Write out each record below, word for word.

[Web page and app entries]
>>>>>

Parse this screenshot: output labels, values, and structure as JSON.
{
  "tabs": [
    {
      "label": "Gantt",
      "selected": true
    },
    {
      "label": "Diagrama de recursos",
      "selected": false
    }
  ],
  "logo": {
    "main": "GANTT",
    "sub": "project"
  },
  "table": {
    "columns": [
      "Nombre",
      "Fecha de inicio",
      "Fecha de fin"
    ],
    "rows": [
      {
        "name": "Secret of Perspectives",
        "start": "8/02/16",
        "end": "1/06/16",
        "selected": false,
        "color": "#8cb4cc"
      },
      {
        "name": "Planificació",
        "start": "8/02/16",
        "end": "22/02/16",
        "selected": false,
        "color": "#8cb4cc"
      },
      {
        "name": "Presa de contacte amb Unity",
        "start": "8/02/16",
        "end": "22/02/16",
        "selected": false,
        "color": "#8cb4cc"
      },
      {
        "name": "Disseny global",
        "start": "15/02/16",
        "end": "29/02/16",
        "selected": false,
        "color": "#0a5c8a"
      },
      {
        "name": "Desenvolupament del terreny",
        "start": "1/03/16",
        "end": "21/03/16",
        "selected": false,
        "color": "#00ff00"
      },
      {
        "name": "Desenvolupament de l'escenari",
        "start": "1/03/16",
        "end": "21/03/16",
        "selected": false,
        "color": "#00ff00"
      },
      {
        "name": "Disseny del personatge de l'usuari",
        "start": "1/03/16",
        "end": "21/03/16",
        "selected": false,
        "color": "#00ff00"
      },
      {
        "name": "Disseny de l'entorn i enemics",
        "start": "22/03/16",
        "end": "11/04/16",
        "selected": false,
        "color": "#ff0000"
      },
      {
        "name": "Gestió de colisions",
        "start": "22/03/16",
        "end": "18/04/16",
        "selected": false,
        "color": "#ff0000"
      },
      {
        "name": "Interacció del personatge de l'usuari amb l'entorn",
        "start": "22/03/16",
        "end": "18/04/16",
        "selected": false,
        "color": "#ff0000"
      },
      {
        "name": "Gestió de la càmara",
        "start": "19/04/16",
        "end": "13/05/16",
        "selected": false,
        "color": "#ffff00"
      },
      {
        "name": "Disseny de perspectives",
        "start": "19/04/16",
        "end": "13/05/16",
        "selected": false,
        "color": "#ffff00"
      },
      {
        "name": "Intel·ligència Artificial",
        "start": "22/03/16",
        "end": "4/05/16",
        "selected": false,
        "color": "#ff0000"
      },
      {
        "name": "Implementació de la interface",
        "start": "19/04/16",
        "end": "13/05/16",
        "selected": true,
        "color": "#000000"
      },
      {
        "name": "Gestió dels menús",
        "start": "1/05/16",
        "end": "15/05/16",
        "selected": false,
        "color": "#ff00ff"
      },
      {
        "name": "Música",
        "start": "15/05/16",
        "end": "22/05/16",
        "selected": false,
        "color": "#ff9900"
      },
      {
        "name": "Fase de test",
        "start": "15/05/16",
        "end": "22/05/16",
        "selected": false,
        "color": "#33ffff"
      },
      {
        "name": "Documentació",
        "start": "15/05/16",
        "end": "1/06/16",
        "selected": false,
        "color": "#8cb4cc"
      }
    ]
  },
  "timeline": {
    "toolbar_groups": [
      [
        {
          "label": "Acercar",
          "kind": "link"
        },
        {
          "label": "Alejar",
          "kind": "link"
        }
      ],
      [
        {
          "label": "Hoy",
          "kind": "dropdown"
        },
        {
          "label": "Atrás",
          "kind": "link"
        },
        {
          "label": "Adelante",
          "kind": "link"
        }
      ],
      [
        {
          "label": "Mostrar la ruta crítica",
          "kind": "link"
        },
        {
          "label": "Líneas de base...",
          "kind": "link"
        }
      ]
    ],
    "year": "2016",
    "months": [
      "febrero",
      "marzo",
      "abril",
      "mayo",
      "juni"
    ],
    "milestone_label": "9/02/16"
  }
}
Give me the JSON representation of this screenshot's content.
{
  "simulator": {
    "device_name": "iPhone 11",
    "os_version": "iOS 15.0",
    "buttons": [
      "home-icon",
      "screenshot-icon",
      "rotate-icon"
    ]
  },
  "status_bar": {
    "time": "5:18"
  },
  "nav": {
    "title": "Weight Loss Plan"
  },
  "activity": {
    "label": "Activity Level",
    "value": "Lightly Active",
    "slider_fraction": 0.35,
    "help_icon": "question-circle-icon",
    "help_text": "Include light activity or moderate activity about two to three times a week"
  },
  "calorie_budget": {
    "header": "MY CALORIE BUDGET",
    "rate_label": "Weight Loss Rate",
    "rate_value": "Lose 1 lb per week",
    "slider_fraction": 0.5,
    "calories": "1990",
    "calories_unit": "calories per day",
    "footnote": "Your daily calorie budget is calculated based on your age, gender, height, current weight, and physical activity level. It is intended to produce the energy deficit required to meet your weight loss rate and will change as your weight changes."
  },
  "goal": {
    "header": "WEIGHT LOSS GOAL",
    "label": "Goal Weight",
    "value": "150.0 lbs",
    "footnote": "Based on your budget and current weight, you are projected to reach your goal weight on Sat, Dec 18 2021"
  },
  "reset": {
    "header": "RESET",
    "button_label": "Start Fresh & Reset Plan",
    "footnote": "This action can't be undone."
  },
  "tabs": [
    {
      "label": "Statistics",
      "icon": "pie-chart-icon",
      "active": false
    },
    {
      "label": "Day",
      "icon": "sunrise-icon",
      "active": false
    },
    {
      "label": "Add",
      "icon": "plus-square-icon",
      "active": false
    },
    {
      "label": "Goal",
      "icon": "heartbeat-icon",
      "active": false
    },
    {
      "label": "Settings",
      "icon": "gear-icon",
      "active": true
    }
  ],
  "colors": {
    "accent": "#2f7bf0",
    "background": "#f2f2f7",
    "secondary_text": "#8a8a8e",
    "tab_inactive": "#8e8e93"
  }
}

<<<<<

▶ **Result of this exercise**
Parse this screenshot: output labels, values, and structure as JSON.
{
  "tabs": [
    {
      "label": "Gantt",
      "selected": true
    },
    {
      "label": "Diagrama de recursos",
      "selected": false
    }
  ],
  "logo": {
    "main": "GANTT",
    "sub": "project"
  },
  "table": {
    "columns": [
      "Nombre",
      "Fecha de inicio",
      "Fecha de fin"
    ],
    "rows": [
      {
        "name": "Secret of Perspectives",
        "start": "8/02/16",
        "end": "1/06/16",
        "selected": false,
        "color": "#8cb4cc"
      },
      {
        "name": "Planificació",
        "start": "8/02/16",
        "end": "22/02/16",
        "selected": false,
        "color": "#8cb4cc"
      },
      {
        "name": "Presa de contacte amb Unity",
        "start": "8/02/16",
        "end": "22/02/16",
        "selected": false,
        "color": "#8cb4cc"
      },
      {
        "name": "Disseny global",
        "start": "15/02/16",
        "end": "29/02/16",
        "selected": false,
        "color": "#0a5c8a"
      },
      {
        "name": "Desenvolupament del terreny",
        "start": "1/03/16",
        "end": "21/03/16",
        "selected": false,
        "color": "#00ff00"
      },
      {
        "name": "Desenvolupament de l'escenari",
        "start": "1/03/16",
        "end": "21/03/16",
        "selected": false,
        "color": "#00ff00"
      },
      {
        "name": "Disseny del personatge de l'usuari",
        "start": "1/03/16",
        "end": "21/03/16",
        "selected": false,
        "color": "#00ff00"
      },
      {
        "name": "Disseny de l'entorn i enemics",
        "start": "22/03/16",
        "end": "11/04/16",
        "selected": false,
        "color": "#ff0000"
      },
      {
        "name": "Gestió de colisions",
        "start": "22/03/16",
        "end": "18/04/16",
        "selected": false,
        "color": "#ff0000"
      },
      {
        "name": "Interacció del personatge de l'usuari amb l'entorn",
        "start": "22/03/16",
        "end": "18/04/16",
        "selected": false,
        "color": "#ff0000"
      },
      {
        "name": "Gestió de la càmara",
        "start": "19/04/16",
        "end": "13/05/16",
        "selected": false,
        "color": "#ffff00"
      },
      {
        "name": "Disseny de perspectives",
        "start": "19/04/16",
        "end": "13/05/16",
        "selected": false,
        "color": "#ffff00"
      },
      {
        "name": "Intel·ligència Artificial",
        "start": "22/03/16",
        "end": "4/05/16",
        "selected": false,
        "color": "#ff0000"
      },
      {
        "name": "Implementació de la interface",
        "start": "19/04/16",
        "end": "13/05/16",
        "selected": true,
        "color": "#000000"
      },
      {
        "name": "Gestió dels menús",
        "start": "1/05/16",
        "end": "15/05/16",
        "selected": false,
        "color": "#ff00ff"
      },
      {
        "name": "Música",
        "start": "15/05/16",
        "end": "22/05/16",
        "selected": false,
        "color": "#ff9900"
      },
      {
        "name": "Fase de test",
        "start": "15/05/16",
        "end": "22/05/16",
        "selected": false,
        "color": "#33ffff"
      },
      {
        "name": "Documentació",
        "start": "15/05/16",
        "end": "1/06/16",
        "selected": false,
        "color": "#8cb4cc"
      }
    ]
  },
  "timeline": {
    "toolbar_groups": [
      [
        {
          "label": "Acercar",
          "kind": "link"
        },
        {
          "label": "Alejar",
          "kind": "link"
        }
      ],
      [
        {
          "label": "Hoy",
          "kind": "dropdown"
        },
        {
          "label": "Atrás",
          "kind": "link"
        },
        {
          "label": "Adelante",
          "kind": "link"
        }
      ],
      [
        {
          "label": "Mostrar la ruta crítica",
          "kind": "link"
        },
        {
          "label": "Líneas de base...",
          "kind": "link"
        }
      ]
    ],
    "year": "2016",
    "months": [
      "febrero",
      "marzo",
      "abril",
      "mayo",
      "juni"
    ],
    "milestone_label": "9/02/16"
  }
}
Give me the JSON representation of this screenshot's content.
{
  "simulator": {
    "device_name": "iPhone 11",
    "os_version": "iOS 15.0",
    "buttons": [
      "home-icon",
      "screenshot-icon",
      "rotate-icon"
    ]
  },
  "status_bar": {
    "time": "5:18"
  },
  "nav": {
    "title": "Weight Loss Plan"
  },
  "activity": {
    "label": "Activity Level",
    "value": "Lightly Active",
    "slider_fraction": 0.35,
    "help_icon": "question-circle-icon",
    "help_text": "Include light activity or moderate activity about two to three times a week"
  },
  "calorie_budget": {
    "header": "MY CALORIE BUDGET",
    "rate_label": "Weight Loss Rate",
    "rate_value": "Lose 1 lb per week",
    "slider_fraction": 0.5,
    "calories": "1990",
    "calories_unit": "calories per day",
    "footnote": "Your daily calorie budget is calculated based on your age, gender, height, current weight, and physical activity level. It is intended to produce the energy deficit required to meet your weight loss rate and will change as your weight changes."
  },
  "goal": {
    "header": "WEIGHT LOSS GOAL",
    "label": "Goal Weight",
    "value": "150.0 lbs",
    "footnote": "Based on your budget and current weight, you are projected to reach your goal weight on Sat, Dec 18 2021"
  },
  "reset": {
    "header": "RESET",
    "button_label": "Start Fresh & Reset Plan",
    "footnote": "This action can't be undone."
  },
  "tabs": [
    {
      "label": "Statistics",
      "icon": "pie-chart-icon",
      "active": false
    },
    {
      "label": "Day",
      "icon": "sunrise-icon",
      "active": false
    },
    {
      "label": "Add",
      "icon": "plus-square-icon",
      "active": false
    },
    {
      "label": "Goal",
      "icon": "heartbeat-icon",
      "active": false
    },
    {
      "label": "Settings",
      "icon": "gear-icon",
      "active": true
    }
  ],
  "colors": {
    "accent": "#2f7bf0",
    "background": "#f2f2f7",
    "secondary_text": "#8a8a8e",
    "tab_inactive": "#8e8e93"
  }
}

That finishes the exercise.